:: Supplied material ::

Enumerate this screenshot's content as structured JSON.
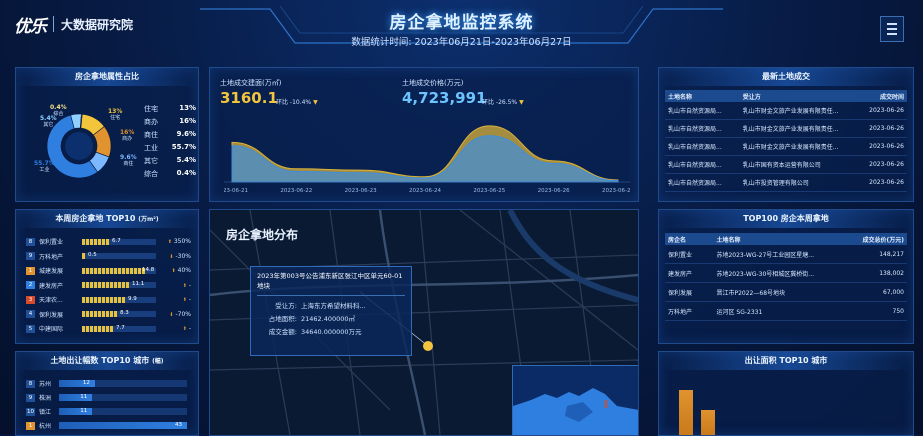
{
  "header": {
    "logo": "优乐",
    "org": "大数据研究院",
    "title": "房企拿地监控系统",
    "subtitle": "数据统计时间:  2023年06月21日-2023年06月27日"
  },
  "attr_panel": {
    "title": "房企拿地属性占比",
    "legend": [
      {
        "label": "住宅",
        "value": "13%"
      },
      {
        "label": "商办",
        "value": "16%"
      },
      {
        "label": "商住",
        "value": "9.6%"
      },
      {
        "label": "工业",
        "value": "55.7%"
      },
      {
        "label": "其它",
        "value": "5.4%"
      },
      {
        "label": "综合",
        "value": "0.4%"
      }
    ],
    "donut_labels": [
      {
        "value": "0.4%",
        "label": "综合"
      },
      {
        "value": "5.4%",
        "label": "其它"
      },
      {
        "value": "13%",
        "label": "住宅"
      },
      {
        "value": "16%",
        "label": "商办"
      },
      {
        "value": "9.6%",
        "label": "商住"
      },
      {
        "value": "55.7%",
        "label": "工业"
      }
    ],
    "colors": [
      "#f2c53d",
      "#e0932e",
      "#7bb8ff",
      "#2f7fe0",
      "#8fd0ff",
      "#f7e28a"
    ]
  },
  "chart_panel": {
    "area_label": "土地成交建面(万㎡)",
    "area_value": "3160.1",
    "area_change": "环比 -10.4%",
    "price_label": "土地成交价格(万元)",
    "price_value": "4,723,991",
    "price_change": "环比 -26.5%"
  },
  "chart_data": {
    "type": "area",
    "categories": [
      "2023-06-21",
      "2023-06-22",
      "2023-06-23",
      "2023-06-24",
      "2023-06-25",
      "2023-06-26",
      "2023-06-27"
    ],
    "series": [
      {
        "values": [
          60,
          20,
          18,
          8,
          85,
          32,
          3
        ],
        "color": "#d8b23a"
      },
      {
        "values": [
          55,
          16,
          14,
          6,
          70,
          28,
          2
        ],
        "color": "#3d8ee0"
      }
    ],
    "ylim": [
      0,
      100
    ]
  },
  "latest_panel": {
    "title": "最新土地成交",
    "columns": [
      "土地名称",
      "受让方",
      "成交时间"
    ],
    "rows": [
      [
        "乳山市自然资源局...",
        "乳山市财金文旅产业发展有限责任...",
        "2023-06-26"
      ],
      [
        "乳山市自然资源局...",
        "乳山市财金文旅产业发展有限责任...",
        "2023-06-26"
      ],
      [
        "乳山市自然资源局...",
        "乳山市财金文旅产业发展有限责任...",
        "2023-06-26"
      ],
      [
        "乳山市自然资源局...",
        "乳山市国有资本运营有限公司",
        "2023-06-26"
      ],
      [
        "乳山市自然资源局...",
        "乳山市投资管理有限公司",
        "2023-06-26"
      ]
    ]
  },
  "top10_panel": {
    "title": "本周房企拿地 TOP10",
    "unit": "(万m²)",
    "rows": [
      {
        "rank": "8",
        "name": "保利置业",
        "value": "6.7",
        "change": "350%",
        "dir": "up",
        "fill": 0.45,
        "rank_color": "#1f4f96"
      },
      {
        "rank": "9",
        "name": "万科地产",
        "value": "0.5",
        "change": "-30%",
        "dir": "down",
        "fill": 0.04,
        "rank_color": "#1f4f96"
      },
      {
        "rank": "1",
        "name": "城建发展",
        "value": "14.8",
        "change": "40%",
        "dir": "up",
        "fill": 1.0,
        "rank_color": "#e0932e"
      },
      {
        "rank": "2",
        "name": "建发房产",
        "value": "11.1",
        "change": "-",
        "dir": "none",
        "fill": 0.75,
        "rank_color": "#2f7fe0"
      },
      {
        "rank": "3",
        "name": "天津农...",
        "value": "9.9",
        "change": "-",
        "dir": "none",
        "fill": 0.67,
        "rank_color": "#d84b2a"
      },
      {
        "rank": "4",
        "name": "保利发展",
        "value": "8.3",
        "change": "-70%",
        "dir": "down",
        "fill": 0.56,
        "rank_color": "#1f4f96"
      },
      {
        "rank": "5",
        "name": "中建国际",
        "value": "7.7",
        "change": "-",
        "dir": "none",
        "fill": 0.52,
        "rank_color": "#1f4f96"
      }
    ]
  },
  "map_panel": {
    "title": "房企拿地分布",
    "popup_title": "2023年第003号公告浦东新区张江中区单元60-01地块",
    "fields": [
      {
        "label": "受让方:",
        "value": "上海东方希望材料科..."
      },
      {
        "label": "占地面积:",
        "value": "21462.400000㎡"
      },
      {
        "label": "成交金额:",
        "value": "34640.000000万元"
      }
    ]
  },
  "top100_panel": {
    "title": "TOP100 房企本周拿地",
    "columns": [
      "房企名",
      "土地名称",
      "成交总价(万元)"
    ],
    "rows": [
      [
        "保利置业",
        "苏地2023-WG-27号工业园区星塘...",
        "148,217"
      ],
      [
        "建发房产",
        "苏地2023-WG-30号相城区冀桥街...",
        "138,002"
      ],
      [
        "保利发展",
        "晋江市P2022—68号地块",
        "67,000"
      ],
      [
        "万科地产",
        "运河区 SG-2331",
        "750"
      ]
    ]
  },
  "city_panel": {
    "title": "土地出让幅数 TOP10 城市",
    "unit": "(幅)",
    "rows": [
      {
        "rank": "8",
        "name": "苏州",
        "value": "12",
        "fill": 0.28
      },
      {
        "rank": "9",
        "name": "株洲",
        "value": "11",
        "fill": 0.26
      },
      {
        "rank": "10",
        "name": "镇江",
        "value": "11",
        "fill": 0.26
      },
      {
        "rank": "1",
        "name": "杭州",
        "value": "43",
        "fill": 1.0
      }
    ]
  },
  "sell_panel": {
    "title": "出让面积 TOP10 城市"
  }
}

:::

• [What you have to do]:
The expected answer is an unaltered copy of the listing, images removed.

• [Task response]:
Enumerate this screenshot's content as structured JSON.
{
  "header": {
    "logo": "优乐",
    "org": "大数据研究院",
    "title": "房企拿地监控系统",
    "subtitle": "数据统计时间:  2023年06月21日-2023年06月27日"
  },
  "attr_panel": {
    "title": "房企拿地属性占比",
    "legend": [
      {
        "label": "住宅",
        "value": "13%"
      },
      {
        "label": "商办",
        "value": "16%"
      },
      {
        "label": "商住",
        "value": "9.6%"
      },
      {
        "label": "工业",
        "value": "55.7%"
      },
      {
        "label": "其它",
        "value": "5.4%"
      },
      {
        "label": "综合",
        "value": "0.4%"
      }
    ],
    "donut_labels": [
      {
        "value": "0.4%",
        "label": "综合"
      },
      {
        "value": "5.4%",
        "label": "其它"
      },
      {
        "value": "13%",
        "label": "住宅"
      },
      {
        "value": "16%",
        "label": "商办"
      },
      {
        "value": "9.6%",
        "label": "商住"
      },
      {
        "value": "55.7%",
        "label": "工业"
      }
    ],
    "colors": [
      "#f2c53d",
      "#e0932e",
      "#7bb8ff",
      "#2f7fe0",
      "#8fd0ff",
      "#f7e28a"
    ]
  },
  "chart_panel": {
    "area_label": "土地成交建面(万㎡)",
    "area_value": "3160.1",
    "area_change": "环比 -10.4%",
    "price_label": "土地成交价格(万元)",
    "price_value": "4,723,991",
    "price_change": "环比 -26.5%"
  },
  "chart_data": {
    "type": "area",
    "categories": [
      "2023-06-21",
      "2023-06-22",
      "2023-06-23",
      "2023-06-24",
      "2023-06-25",
      "2023-06-26",
      "2023-06-27"
    ],
    "series": [
      {
        "values": [
          60,
          20,
          18,
          8,
          85,
          32,
          3
        ],
        "color": "#d8b23a"
      },
      {
        "values": [
          55,
          16,
          14,
          6,
          70,
          28,
          2
        ],
        "color": "#3d8ee0"
      }
    ],
    "ylim": [
      0,
      100
    ]
  },
  "latest_panel": {
    "title": "最新土地成交",
    "columns": [
      "土地名称",
      "受让方",
      "成交时间"
    ],
    "rows": [
      [
        "乳山市自然资源局...",
        "乳山市财金文旅产业发展有限责任...",
        "2023-06-26"
      ],
      [
        "乳山市自然资源局...",
        "乳山市财金文旅产业发展有限责任...",
        "2023-06-26"
      ],
      [
        "乳山市自然资源局...",
        "乳山市财金文旅产业发展有限责任...",
        "2023-06-26"
      ],
      [
        "乳山市自然资源局...",
        "乳山市国有资本运营有限公司",
        "2023-06-26"
      ],
      [
        "乳山市自然资源局...",
        "乳山市投资管理有限公司",
        "2023-06-26"
      ]
    ]
  },
  "top10_panel": {
    "title": "本周房企拿地 TOP10",
    "unit": "(万m²)",
    "rows": [
      {
        "rank": "8",
        "name": "保利置业",
        "value": "6.7",
        "change": "350%",
        "dir": "up",
        "fill": 0.45,
        "rank_color": "#1f4f96"
      },
      {
        "rank": "9",
        "name": "万科地产",
        "value": "0.5",
        "change": "-30%",
        "dir": "down",
        "fill": 0.04,
        "rank_color": "#1f4f96"
      },
      {
        "rank": "1",
        "name": "城建发展",
        "value": "14.8",
        "change": "40%",
        "dir": "up",
        "fill": 1.0,
        "rank_color": "#e0932e"
      },
      {
        "rank": "2",
        "name": "建发房产",
        "value": "11.1",
        "change": "-",
        "dir": "none",
        "fill": 0.75,
        "rank_color": "#2f7fe0"
      },
      {
        "rank": "3",
        "name": "天津农...",
        "value": "9.9",
        "change": "-",
        "dir": "none",
        "fill": 0.67,
        "rank_color": "#d84b2a"
      },
      {
        "rank": "4",
        "name": "保利发展",
        "value": "8.3",
        "change": "-70%",
        "dir": "down",
        "fill": 0.56,
        "rank_color": "#1f4f96"
      },
      {
        "rank": "5",
        "name": "中建国际",
        "value": "7.7",
        "change": "-",
        "dir": "none",
        "fill": 0.52,
        "rank_color": "#1f4f96"
      }
    ]
  },
  "map_panel": {
    "title": "房企拿地分布",
    "popup_title": "2023年第003号公告浦东新区张江中区单元60-01地块",
    "fields": [
      {
        "label": "受让方:",
        "value": "上海东方希望材料科..."
      },
      {
        "label": "占地面积:",
        "value": "21462.400000㎡"
      },
      {
        "label": "成交金额:",
        "value": "34640.000000万元"
      }
    ]
  },
  "top100_panel": {
    "title": "TOP100 房企本周拿地",
    "columns": [
      "房企名",
      "土地名称",
      "成交总价(万元)"
    ],
    "rows": [
      [
        "保利置业",
        "苏地2023-WG-27号工业园区星塘...",
        "148,217"
      ],
      [
        "建发房产",
        "苏地2023-WG-30号相城区冀桥街...",
        "138,002"
      ],
      [
        "保利发展",
        "晋江市P2022—68号地块",
        "67,000"
      ],
      [
        "万科地产",
        "运河区 SG-2331",
        "750"
      ]
    ]
  },
  "city_panel": {
    "title": "土地出让幅数 TOP10 城市",
    "unit": "(幅)",
    "rows": [
      {
        "rank": "8",
        "name": "苏州",
        "value": "12",
        "fill": 0.28
      },
      {
        "rank": "9",
        "name": "株洲",
        "value": "11",
        "fill": 0.26
      },
      {
        "rank": "10",
        "name": "镇江",
        "value": "11",
        "fill": 0.26
      },
      {
        "rank": "1",
        "name": "杭州",
        "value": "43",
        "fill": 1.0
      }
    ]
  },
  "sell_panel": {
    "title": "出让面积 TOP10 城市"
  }
}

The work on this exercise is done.